Swakopmund — PARTICIPANTS from several African countries gathered at Swakopmund to review the implementation of the Public Service Charter and initiatives for public service improvement in Africa.
The Deputy Prime Minister Dr Libertina Amathila officially opened the weeklong conference yesterday that will provide a platform for participants to share their experiences and examine ways and means to reinforce service learning.
Another objective of the conference is to take stock of countries that have not implemented the Charter and to determine what obstacles they face and how they could be assisted. According to a press statement by the conference secretariat, the need for African governments to adapt and develop structures and values for the public service in an attempt to accomplish greater efficiency, effectiveness, responsiveness and flexible service delivery comes a long way since the early eighties.

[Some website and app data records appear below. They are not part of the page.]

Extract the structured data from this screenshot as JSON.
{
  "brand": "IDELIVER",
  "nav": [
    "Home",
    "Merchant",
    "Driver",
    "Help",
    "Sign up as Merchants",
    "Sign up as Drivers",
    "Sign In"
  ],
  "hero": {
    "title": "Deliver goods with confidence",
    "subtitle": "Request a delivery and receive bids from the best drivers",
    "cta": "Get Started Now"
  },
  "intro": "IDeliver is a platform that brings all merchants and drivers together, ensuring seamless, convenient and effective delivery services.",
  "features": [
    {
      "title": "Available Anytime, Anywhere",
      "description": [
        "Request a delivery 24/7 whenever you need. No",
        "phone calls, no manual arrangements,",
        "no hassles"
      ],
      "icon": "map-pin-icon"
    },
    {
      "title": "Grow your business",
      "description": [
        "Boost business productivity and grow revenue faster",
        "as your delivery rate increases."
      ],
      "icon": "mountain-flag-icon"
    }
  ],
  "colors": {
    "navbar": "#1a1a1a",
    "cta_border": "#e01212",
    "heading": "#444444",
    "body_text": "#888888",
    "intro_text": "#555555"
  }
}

"The genesis of this movement is strongly seated in a variety of global changes. Economic crises, coupled with political changes, paved the way for greater reductions in financial resources for governments. It is only recently that the perspectives have changed to those of new prospects and possibilities: the introduction of new public management concepts, managing more with less, results and performance.
"In this context the Second Pan-African Conference of the Civil Service, held in Rabat, Morocco on 13-15 December 1998, decided to elaborate a Charter for the Public Service to affirm the values of the Public Service profession," reads the statement. The conference is meant to firstly restate its (charter) goals and missions in light of the changing conditions and needs of the countries in the region, and secondly, to outline the basic conditions for enhancing its role, professionalism, ethics and image, including the elaboration of a Code of Conduct for African Public Servants.
The Charter was adopted in Windhoek on February 5, 2005 where 38 African states were signatories.
"Given the high level of participants, the conference will be conducted in an active and participatory manner. Presentations and panel discussions will be scheduled over the five days of the conference. This will be enriched with thematic tours and site visits. The themes will be introduced by the chairperson, and participants will be exposed to concrete examples and case studies," the statement reads. Some of the participants were on Monday taken on a tour of the Nava-chab Ashanti Anglo gold mine near Karibib before proceeding to Swakopmund.
Conference participants, Elia Yi Armstrong from the United Nations Department of Economic and Social Affairs (UNDESA) and Russell Mulele from Zambia were impressed with the safety conditions at the mine.
"I'm not an expert in mining but I am impressed with their safety concern for workers," Armstrong said.
Echoing the same, Mulele said: "Occupational hazards were part and parcel of the mining activity, but I am struck with the emphasis put on the safety of workers.
"In Zambia we have very large mines. What we have just seen here is a small mining pit," he alluded. Disabling injuries at Navachab mine dropped from seven and six respectively in 2002 and 2003 to two (injuries) in 2004. This year, only one injury was recorded at the mine.
Navachab holds the award for the safest open pit in the country.